WHAT THE TASK REQUIRES:
All lines holding the string "value" should be copied from the data below.
══ DATA PROVIDED
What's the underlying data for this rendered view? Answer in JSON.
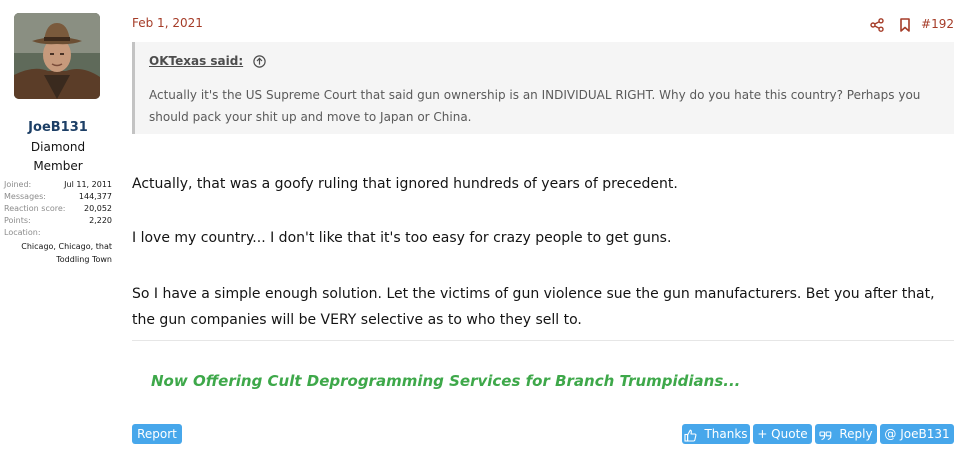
{
  "user": {
    "name": "JoeB131",
    "title": "Diamond Member",
    "extras": [
      {
        "key": "Joined:",
        "value": "Jul 11, 2011"
      },
      {
        "key": "Messages:",
        "value": "144,377"
      },
      {
        "key": "Reaction score:",
        "value": "20,052"
      },
      {
        "key": "Points:",
        "value": "2,220"
      }
    ],
    "location_label": "Location:",
    "location_line1": "Chicago, Chicago, that",
    "location_line2": "Toddling Town"
  },
  "post": {
    "date": "Feb 1, 2021",
    "number": "#192",
    "icons": [
      "share-icon",
      "bookmark-icon"
    ]
  },
  "quote": {
    "author": "OKTexas said:",
    "text": "Actually it's the US Supreme Court that said gun ownership is an INDIVIDUAL RIGHT. Why do you hate this country? Perhaps you should pack your shit up and move to Japan or China."
  },
  "message": {
    "paragraphs": [
      "Actually, that was a goofy ruling that ignored hundreds of years of precedent.",
      "I love my country... I don't like that it's too easy for crazy people to get guns.",
      "So I have a simple enough solution. Let the victims of gun violence sue the gun manufacturers. Bet you after that, the gun companies will be VERY selective as to who they sell to."
    ]
  },
  "signature": "Now Offering Cult Deprogramming Services for Branch Trumpidians...",
  "footer": {
    "report": "Report",
    "thanks": "Thanks",
    "quote": "+ Quote",
    "reply": "Reply",
    "mention": "@ JoeB131"
  },
  "colors": {
    "accent": "#a53c28",
    "button": "#47a7eb",
    "signature": "#3ea84a",
    "username": "#1d3f66"
  }
}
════
WORKED SOLUTION:
        "value": "Jul 11, 2011"
        "value": "144,377"
        "value": "20,052"
        "value": "2,220"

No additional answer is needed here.